EUROPE can learn from the regeneration of the North East, according to Finland’s ambassador to the UK.
EUROPE can learn from the regeneration of the North East, according to Finland’s ambassador to the UK. Pekka Huhtaniemi labelled Newcastle a shining beacon of cultural and industrial reinvention when he visited the city yesterday.
But he warned it was important for the region that the UK remains an “important member” of the European Union.
“There is traditionally an affinity between North East England and the Nordic countries,” said the ambassador.
“Newcastle is known in Finland as an industrial city. You have a glorious past as a great industrial centre based on coal and shipbuilding, but obviously a lot of those industries have disappeared. The North East has really succeeded with the problem of what to do next.
“I am sure it has been a long and difficult process, but the region has been able to create new, dynamic industries in the sectors of chemical industries, microelectronics, pharmaceuticals and offshore energy.
“Newcastle can provide some useful lessons to Finland in how to be successful in regeneration.”
Mr Huhtaniemi, who is normally based in London, was visiting the North East ahead of a conference on the position of the North East in Europe and the global economy.
As part of his trip he toured The Sage Gateshead, as well as Newcastle’s St Nicholas’ Cathedral.
“The creative industries have been revitalised too,” he said.
“The Baltic art gallery is well-known in Finland, Finnish artists have exhibited there. And The Sage is almost a symbol of regeneration. You don’t expect that kind of avant garde building in this landscape. It is provocative, but I think it is provocative in a positive way.
“Even the football - in Newcastle there is a huge stadium which is almost always full, and in Sunderland it is the same. It creates a buzz in the economy.”
Mr Huhtaniemi said the North East sits in the “Northern arc” of the EU, which also takes in Scandinavia, the Baltic states and developing markets in Russia.
Finnish companies such as engineering firm Wärtsilä, which has a base in Newton Aycliffe, have already embraced the region while industries such electric vehicles could create opportunities for co-operation.
But he estimates that no more than 100 Finns live in Northumberland, and the challenge remains to shake an image of the region shaped by 1990s TV.
“The Finnish love British TV, every day at 9am they show Heartbeat. A lot of people think the whole of the UK is like Yorkshire,” he said.
“Ordinary Finnish people still think of places like Newcastle as centres of declining industry, but it is part of my job to change that.”
However, his country fears those links could be damaged if David Cameron bows to pressures within his party and pulls out of Europe, Mr Huhtaniemi said.
“Finland is quite worried about this tendency in Britain to put a certain distance between herself and Europe,” he said. “Our politicians have expressed the wish that Britain would not contemplate leaving the EU.

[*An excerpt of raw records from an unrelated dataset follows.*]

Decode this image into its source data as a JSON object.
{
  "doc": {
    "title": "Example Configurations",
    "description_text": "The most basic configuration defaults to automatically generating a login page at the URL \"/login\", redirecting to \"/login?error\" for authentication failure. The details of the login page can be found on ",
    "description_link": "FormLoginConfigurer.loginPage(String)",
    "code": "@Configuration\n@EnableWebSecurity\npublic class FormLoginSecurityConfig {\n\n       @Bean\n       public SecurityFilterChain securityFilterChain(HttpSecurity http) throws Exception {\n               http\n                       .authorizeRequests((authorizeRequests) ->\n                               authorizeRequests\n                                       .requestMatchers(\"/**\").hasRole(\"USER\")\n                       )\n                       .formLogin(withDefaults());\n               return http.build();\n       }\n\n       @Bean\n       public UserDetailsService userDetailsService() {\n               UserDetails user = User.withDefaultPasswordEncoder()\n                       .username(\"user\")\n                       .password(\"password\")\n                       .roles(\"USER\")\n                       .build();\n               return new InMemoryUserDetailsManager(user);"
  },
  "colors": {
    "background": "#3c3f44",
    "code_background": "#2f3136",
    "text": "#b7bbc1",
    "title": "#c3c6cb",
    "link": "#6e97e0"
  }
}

“It could be very damaging to the EU, to Britain’s friends in the EU, and to Britain herself. She would lose some important assets. We hope that Britain remains an important member of the EU.”